= Aim of the task =
What you return should match the entries below exactly, only without the images.

Items from an interface collection:
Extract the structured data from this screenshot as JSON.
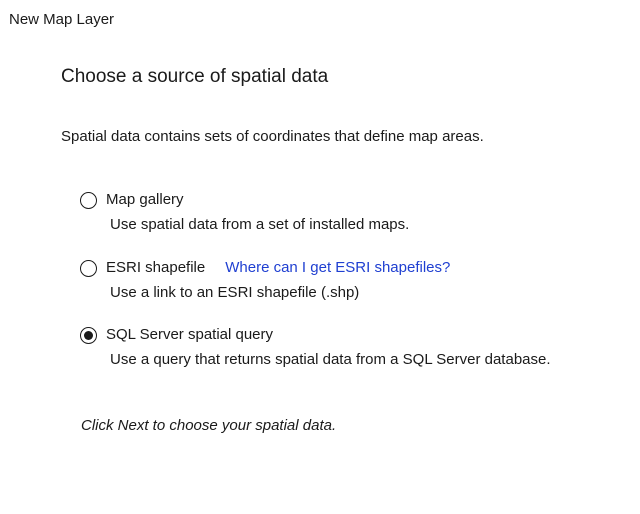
{
  "window": {
    "title": "New Map Layer"
  },
  "page": {
    "heading": "Choose a source of spatial data",
    "description": "Spatial data contains sets of coordinates that define map areas."
  },
  "options": [
    {
      "label": "Map gallery",
      "description": "Use spatial data from a set of installed maps.",
      "selected": false
    },
    {
      "label": "ESRI shapefile",
      "link": "Where can I get ESRI shapefiles?",
      "description": "Use a link to an ESRI shapefile (.shp)",
      "selected": false
    },
    {
      "label": "SQL Server spatial query",
      "description": "Use a query that returns spatial data from a SQL Server database.",
      "selected": true
    }
  ],
  "footer": {
    "hint": "Click Next to choose your spatial data."
  },
  "colors": {
    "link": "#1f3fd1",
    "text": "#1a1a1a",
    "background": "#ffffff"
  }
}
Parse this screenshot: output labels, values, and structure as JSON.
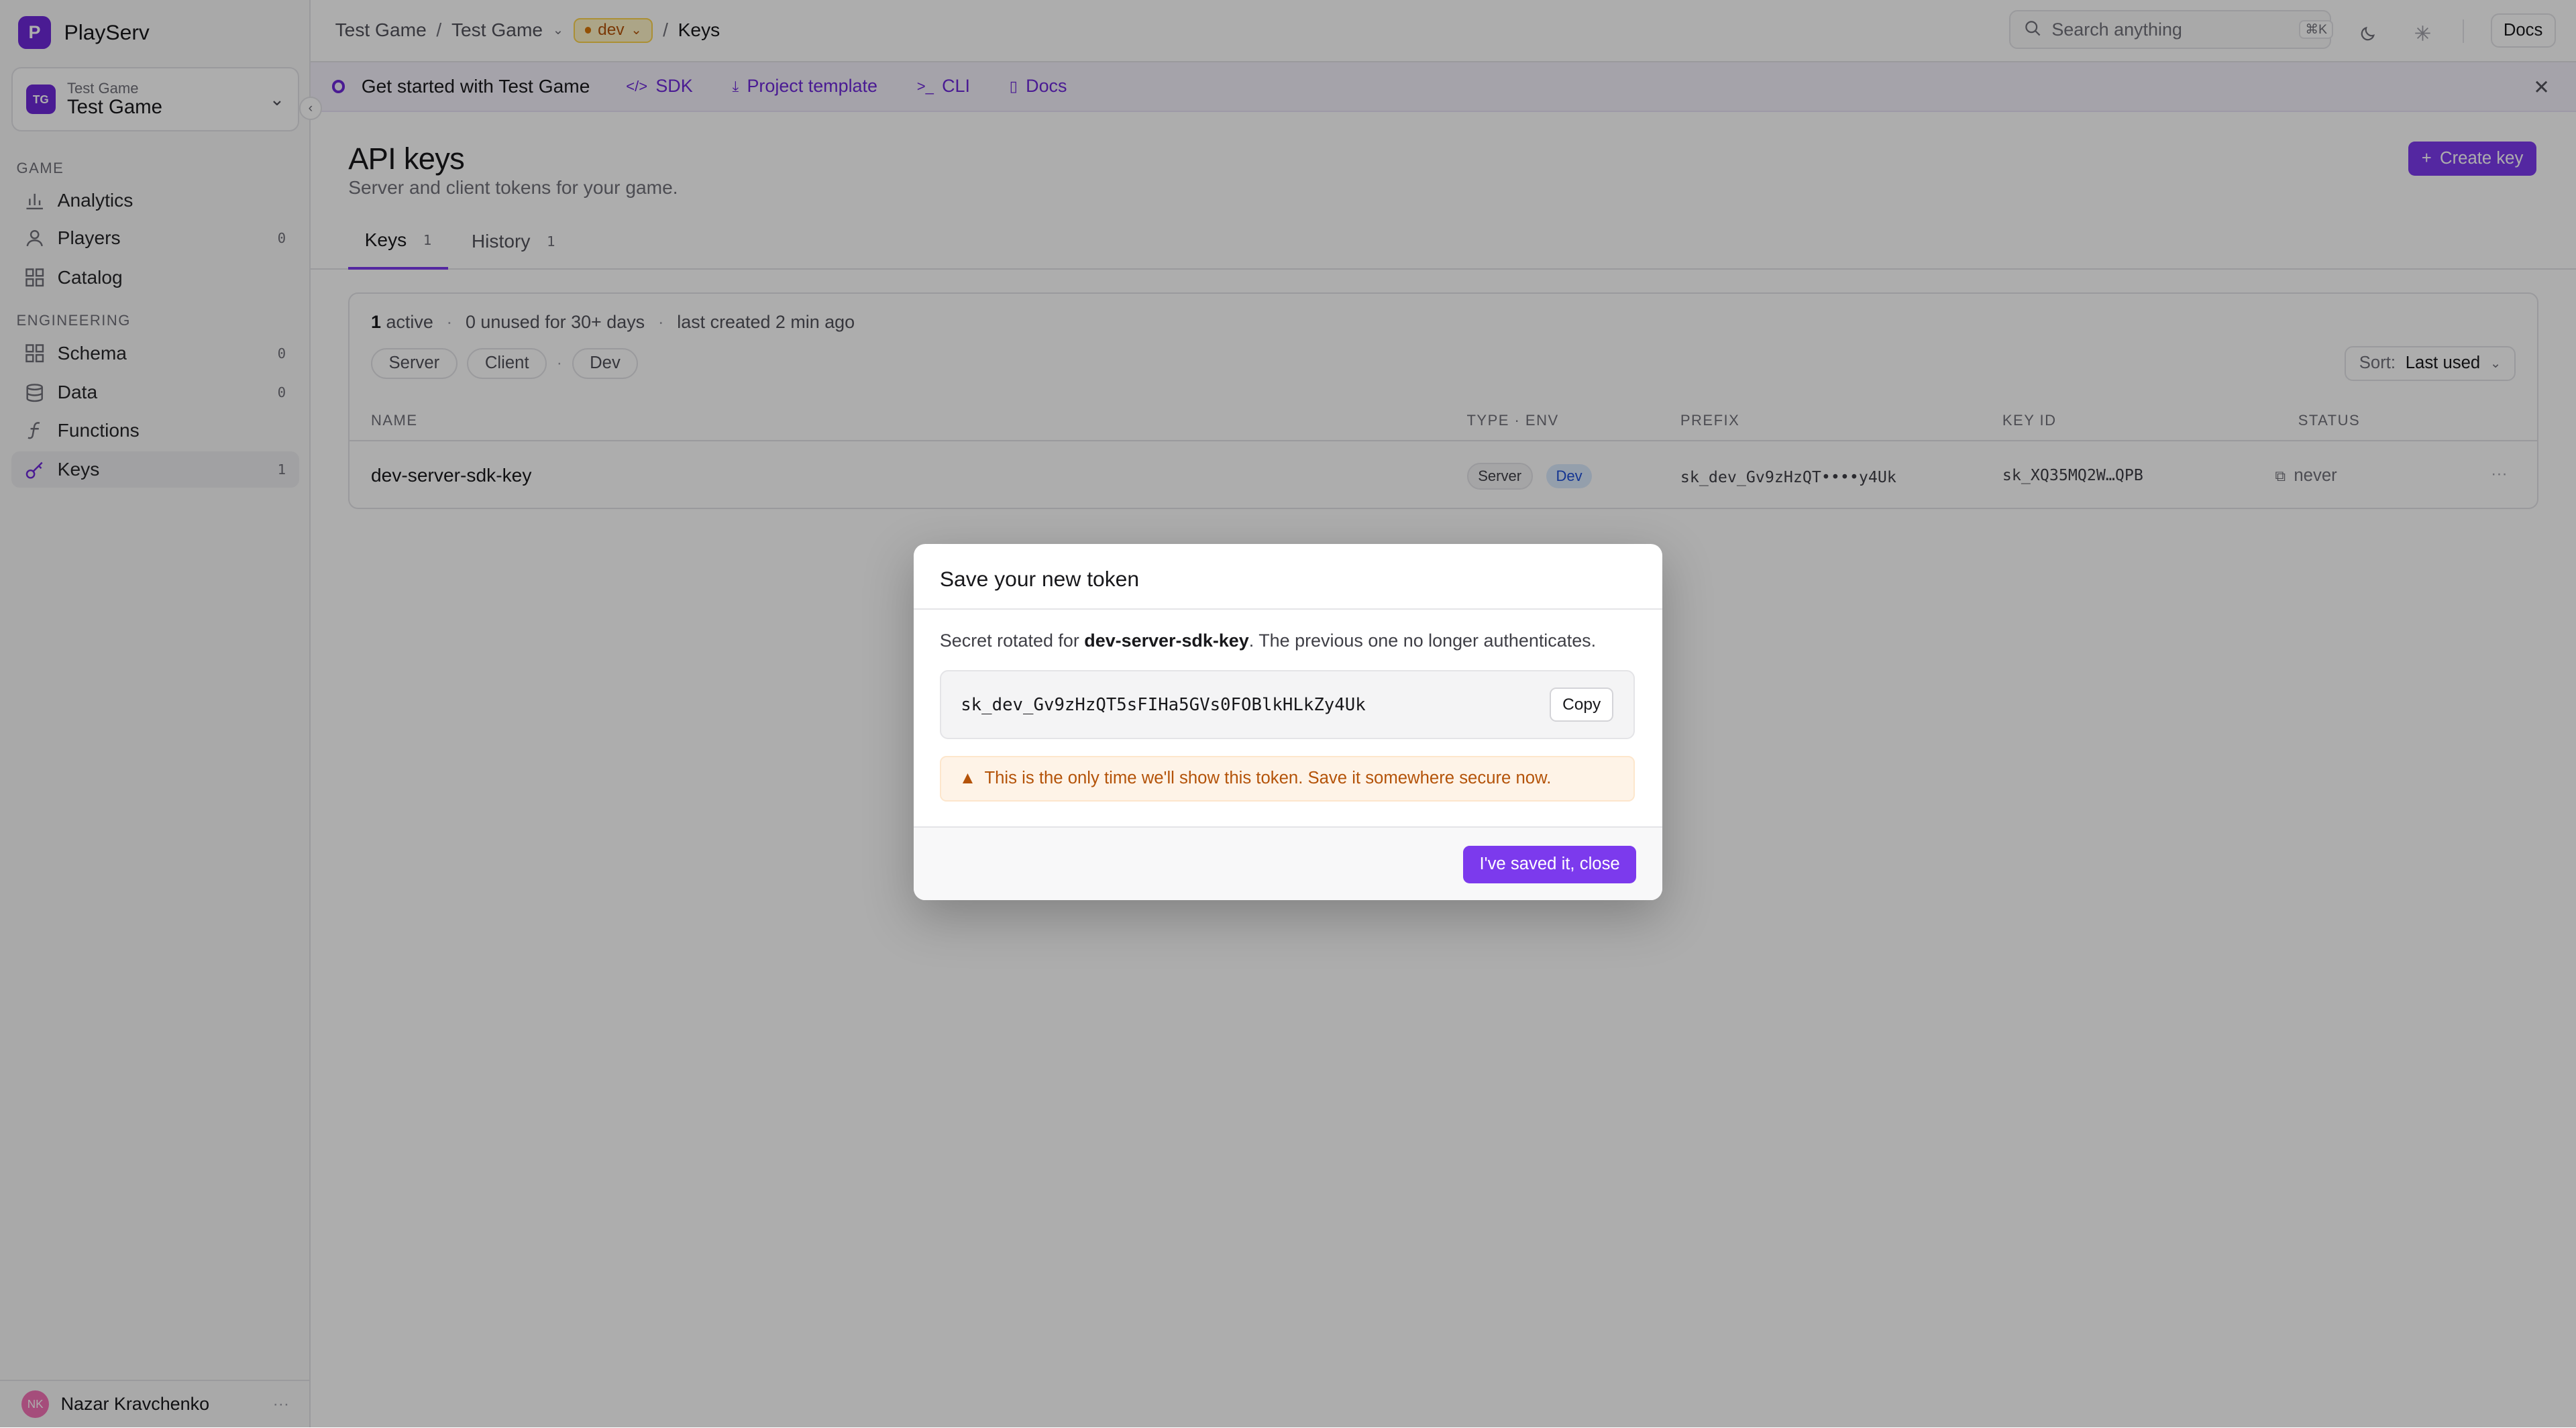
{
  "app": {
    "name": "PlayServ",
    "logo_letter": "P",
    "accent": "#7c3aed"
  },
  "project": {
    "label": "Test Game",
    "name": "Test Game",
    "initials": "TG"
  },
  "sidebar": {
    "sections": [
      {
        "title": "GAME",
        "items": [
          {
            "label": "Analytics",
            "icon": "bar-chart-icon",
            "count": ""
          },
          {
            "label": "Players",
            "icon": "user-icon",
            "count": "0"
          },
          {
            "label": "Catalog",
            "icon": "grid-icon",
            "count": ""
          }
        ]
      },
      {
        "title": "ENGINEERING",
        "items": [
          {
            "label": "Schema",
            "icon": "grid-icon",
            "count": "0"
          },
          {
            "label": "Data",
            "icon": "database-icon",
            "count": "0"
          },
          {
            "label": "Functions",
            "icon": "function-icon",
            "count": ""
          },
          {
            "label": "Keys",
            "icon": "key-icon",
            "count": "1",
            "active": true
          }
        ]
      }
    ],
    "user": {
      "name": "Nazar Kravchenko",
      "initials": "NK"
    }
  },
  "topbar": {
    "breadcrumb": [
      "Test Game",
      "Test Game",
      "dev",
      "Keys"
    ],
    "search_placeholder": "Search anything",
    "search_shortcut": "⌘K",
    "docs_label": "Docs"
  },
  "banner": {
    "title": "Get started with Test Game",
    "links": [
      "SDK",
      "Project template",
      "CLI",
      "Docs"
    ]
  },
  "page": {
    "title": "API keys",
    "subtitle": "Server and client tokens for your game.",
    "create_label": "Create key",
    "tabs": [
      {
        "label": "Keys",
        "count": "1",
        "active": true
      },
      {
        "label": "History",
        "count": "1"
      }
    ]
  },
  "summary": {
    "active_count": "1",
    "active_label": "active",
    "unused": "0 unused for 30+ days",
    "last_created": "last created 2 min ago",
    "filters": [
      "Server",
      "Client",
      "Dev"
    ],
    "sort_label": "Sort:",
    "sort_value": "Last used"
  },
  "table": {
    "columns": [
      "NAME",
      "TYPE · ENV",
      "PREFIX",
      "KEY ID",
      "STATUS"
    ],
    "rows": [
      {
        "name": "dev-server-sdk-key",
        "type": "Server",
        "env": "Dev",
        "prefix": "sk_dev_Gv9zHzQT••••y4Uk",
        "key_id": "sk_XQ35MQ2W…QPB",
        "status": "never"
      }
    ]
  },
  "modal": {
    "title": "Save your new token",
    "desc_prefix": "Secret rotated for ",
    "desc_key": "dev-server-sdk-key",
    "desc_suffix": ". The previous one no longer authenticates.",
    "token": "sk_dev_Gv9zHzQT5sFIHa5GVs0FOBlkHLkZy4Uk",
    "copy_label": "Copy",
    "warning": "This is the only time we'll show this token. Save it somewhere secure now.",
    "confirm_label": "I've saved it, close"
  }
}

= Task result =
Extract the structured data from this screenshot as JSON.
{
  "window": {
    "title": "New Map Layer"
  },
  "page": {
    "heading": "Choose a source of spatial data",
    "description": "Spatial data contains sets of coordinates that define map areas."
  },
  "options": [
    {
      "label": "Map gallery",
      "description": "Use spatial data from a set of installed maps.",
      "selected": false
    },
    {
      "label": "ESRI shapefile",
      "link": "Where can I get ESRI shapefiles?",
      "description": "Use a link to an ESRI shapefile (.shp)",
      "selected": false
    },
    {
      "label": "SQL Server spatial query",
      "description": "Use a query that returns spatial data from a SQL Server database.",
      "selected": true
    }
  ],
  "footer": {
    "hint": "Click Next to choose your spatial data."
  },
  "colors": {
    "link": "#1f3fd1",
    "text": "#1a1a1a",
    "background": "#ffffff"
  }
}
Parse this screenshot: output labels, values, and structure as JSON.
{
  "app": {
    "name": "PlayServ",
    "logo_letter": "P",
    "accent": "#7c3aed"
  },
  "project": {
    "label": "Test Game",
    "name": "Test Game",
    "initials": "TG"
  },
  "sidebar": {
    "sections": [
      {
        "title": "GAME",
        "items": [
          {
            "label": "Analytics",
            "icon": "bar-chart-icon",
            "count": ""
          },
          {
            "label": "Players",
            "icon": "user-icon",
            "count": "0"
          },
          {
            "label": "Catalog",
            "icon": "grid-icon",
            "count": ""
          }
        ]
      },
      {
        "title": "ENGINEERING",
        "items": [
          {
            "label": "Schema",
            "icon": "grid-icon",
            "count": "0"
          },
          {
            "label": "Data",
            "icon": "database-icon",
            "count": "0"
          },
          {
            "label": "Functions",
            "icon": "function-icon",
            "count": ""
          },
          {
            "label": "Keys",
            "icon": "key-icon",
            "count": "1",
            "active": true
          }
        ]
      }
    ],
    "user": {
      "name": "Nazar Kravchenko",
      "initials": "NK"
    }
  },
  "topbar": {
    "breadcrumb": [
      "Test Game",
      "Test Game",
      "dev",
      "Keys"
    ],
    "search_placeholder": "Search anything",
    "search_shortcut": "⌘K",
    "docs_label": "Docs"
  },
  "banner": {
    "title": "Get started with Test Game",
    "links": [
      "SDK",
      "Project template",
      "CLI",
      "Docs"
    ]
  },
  "page": {
    "title": "API keys",
    "subtitle": "Server and client tokens for your game.",
    "create_label": "Create key",
    "tabs": [
      {
        "label": "Keys",
        "count": "1",
        "active": true
      },
      {
        "label": "History",
        "count": "1"
      }
    ]
  },
  "summary": {
    "active_count": "1",
    "active_label": "active",
    "unused": "0 unused for 30+ days",
    "last_created": "last created 2 min ago",
    "filters": [
      "Server",
      "Client",
      "Dev"
    ],
    "sort_label": "Sort:",
    "sort_value": "Last used"
  },
  "table": {
    "columns": [
      "NAME",
      "TYPE · ENV",
      "PREFIX",
      "KEY ID",
      "STATUS"
    ],
    "rows": [
      {
        "name": "dev-server-sdk-key",
        "type": "Server",
        "env": "Dev",
        "prefix": "sk_dev_Gv9zHzQT••••y4Uk",
        "key_id": "sk_XQ35MQ2W…QPB",
        "status": "never"
      }
    ]
  },
  "modal": {
    "title": "Save your new token",
    "desc_prefix": "Secret rotated for ",
    "desc_key": "dev-server-sdk-key",
    "desc_suffix": ". The previous one no longer authenticates.",
    "token": "sk_dev_Gv9zHzQT5sFIHa5GVs0FOBlkHLkZy4Uk",
    "copy_label": "Copy",
    "warning": "This is the only time we'll show this token. Save it somewhere secure now.",
    "confirm_label": "I've saved it, close"
  }
}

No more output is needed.